Aviation Daily Jul 15 , 2010 , p. 10
Air India says it will shift some of its international flights from its Frankfurt connecting hub to Delhi’s Indira Gandhi International Airport.
The service will start fully functioning by year-end 2011, once the airline’s domestic and international operations are fully integrated.
Air India (AI) will also start operating to new nonstop destinations — Melbourne, Toronto and Chicago — while resuming services to Seoul with the winter schedule. Paris and Tokyo are expected to become dailies.
With the planned increases, AI will operate 143 international services offering about 33,000 seats per week in each direction on routes from Delhi, up from 22,500 seats.
Domestically, AI’s operations from Delhi are being further strengthened to 47 domestic destinations with increased frequencies, as well as nonstop and direct services. Domestic flights are planned to increase to 71 from 62, with capacity rising to 10,200 seats per day in each direction from 8,600.
Seats offered by AI on all its services from Delhi will increase to about 104,000 from 82,000 per week in each direction, up 25%.
For the past year, the carrier used Frankfurt to connect its flights with Europe and the U.S.; however, this proved to be expensive, Chairman and Managing Director Arvind Jadhav told Aviation Week a few months ago.
AI used a code-share agreement with its soon-to-be Star Alliance partner Lufthansa to give its passengers convenient connections to destinations in Germany, other points in Europe and the U.S via Frankfurt. At Frankfurt, a passenger flying from Delhi to Newark was transferred to the Mumbai-Newark flight, and a person traveling to Chicago from Mumbai changed to the Delhi-Chicago flight. AI will continue to run some flights to Frankfurt, but all flights connecting to the U.S. and some to Europe via Frankfurt will become direct from Delhi, which just opened a new Terminal 3 at the Delhi airport.
The hub decision will give Air India an opportunity for a makeover, Jadhav says. “This is part of our turnover plan. We expect long-term benefits of 15-20%.”
“The inauguration of T3 was a moment of pride ... for its national carrier, Air India. The airline is currently in the middle of implementing its turnaround plan, which aims at repositioning a fundamentally different carrier while also connecting maximum passengers through nonstop and one-stop routes to destinations on its network,” adds Jadhav.

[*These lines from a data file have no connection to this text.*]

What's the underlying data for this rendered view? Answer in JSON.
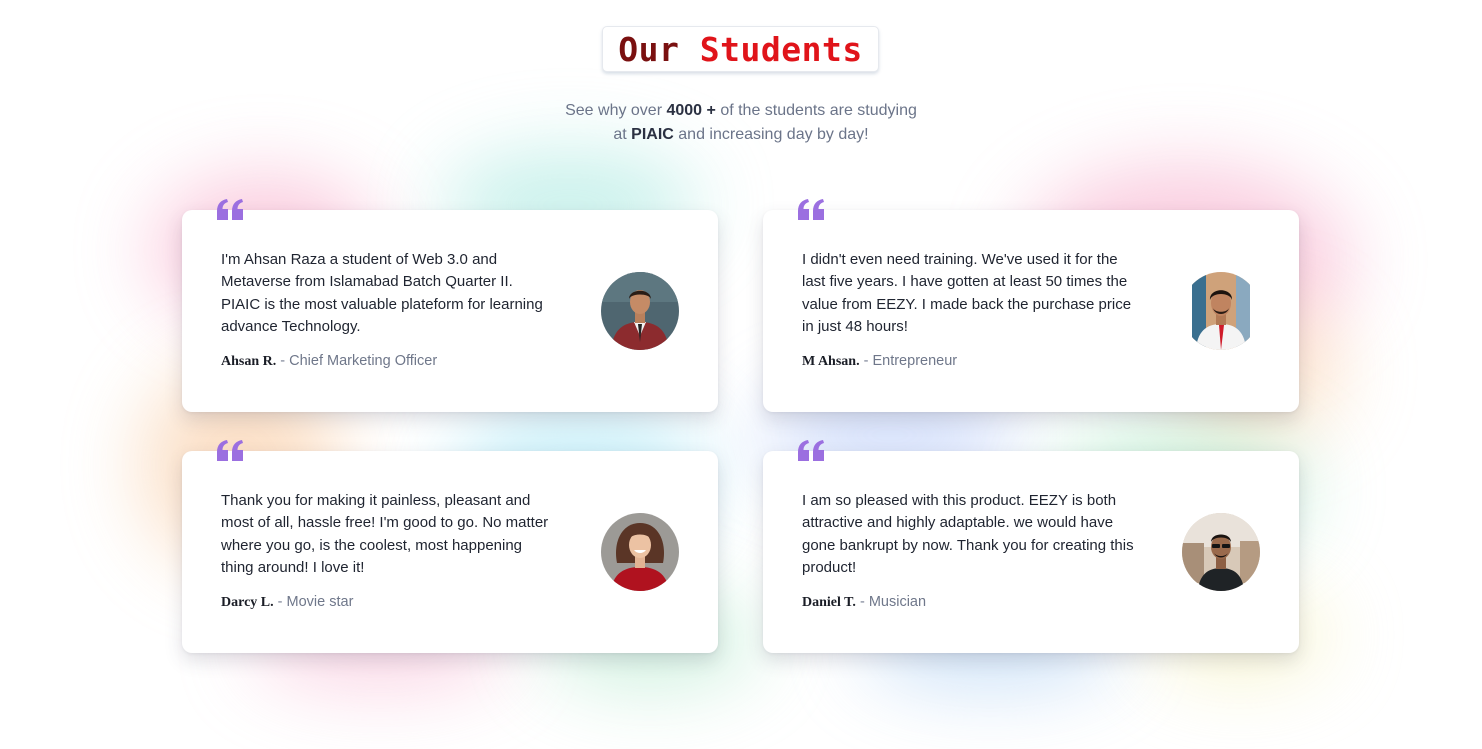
{
  "section": {
    "title_part1": "Our",
    "title_part2": "Students",
    "subtitle_prefix": "See why over ",
    "subtitle_count": "4000 +",
    "subtitle_mid": " of the students are studying",
    "subtitle_at": "at ",
    "subtitle_org": "PIAIC",
    "subtitle_suffix": " and increasing day by day!"
  },
  "colors": {
    "title_dark": "#7a1010",
    "title_red": "#e0141a",
    "quote_purple": "#9b6fe0",
    "text_dark": "#1f2430",
    "text_muted": "#6f778a"
  },
  "testimonials": [
    {
      "text": "I'm Ahsan Raza a student of Web 3.0 and Metaverse from Islamabad Batch Quarter II. PIAIC is the most valuable plateform for learning advance Technology.",
      "name": "Ahsan R.",
      "separator": " - ",
      "role": "Chief Marketing Officer",
      "avatar_icon": "avatar-man-red-jacket"
    },
    {
      "text": "I didn't even need training. We've used it for the last five years. I have gotten at least 50 times the value from EEZY. I made back the purchase price in just 48 hours!",
      "name": "M Ahsan.",
      "separator": " - ",
      "role": "Entrepreneur",
      "avatar_icon": "avatar-man-red-tie"
    },
    {
      "text": "Thank you for making it painless, pleasant and most of all, hassle free! I'm good to go. No matter where you go, is the coolest, most happening thing around! I love it!",
      "name": "Darcy L.",
      "separator": " - ",
      "role": "Movie star",
      "avatar_icon": "avatar-woman-red-top"
    },
    {
      "text": "I am so pleased with this product. EEZY is both attractive and highly adaptable. we would have gone bankrupt by now. Thank you for creating this product!",
      "name": "Daniel T.",
      "separator": " - ",
      "role": "Musician",
      "avatar_icon": "avatar-man-sunglasses"
    }
  ]
}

He says the opening of T3 provided AI an opportunity to be the first to develop a formidable primary hub, from which it will be able to connect India to the world.
Air India says its goal is to establish a dominant domestic carrier that would use narrowbody aircraft to seamlessly feed into the medium-haul and long-haul widebody aircraft. The combined network would provide the customer with end-to-end service.
Increased passengers at T3 are expected to boost transit traffic from 3% to 30% in the next five years, says P.S. Nair, CEO of the Delhi airport.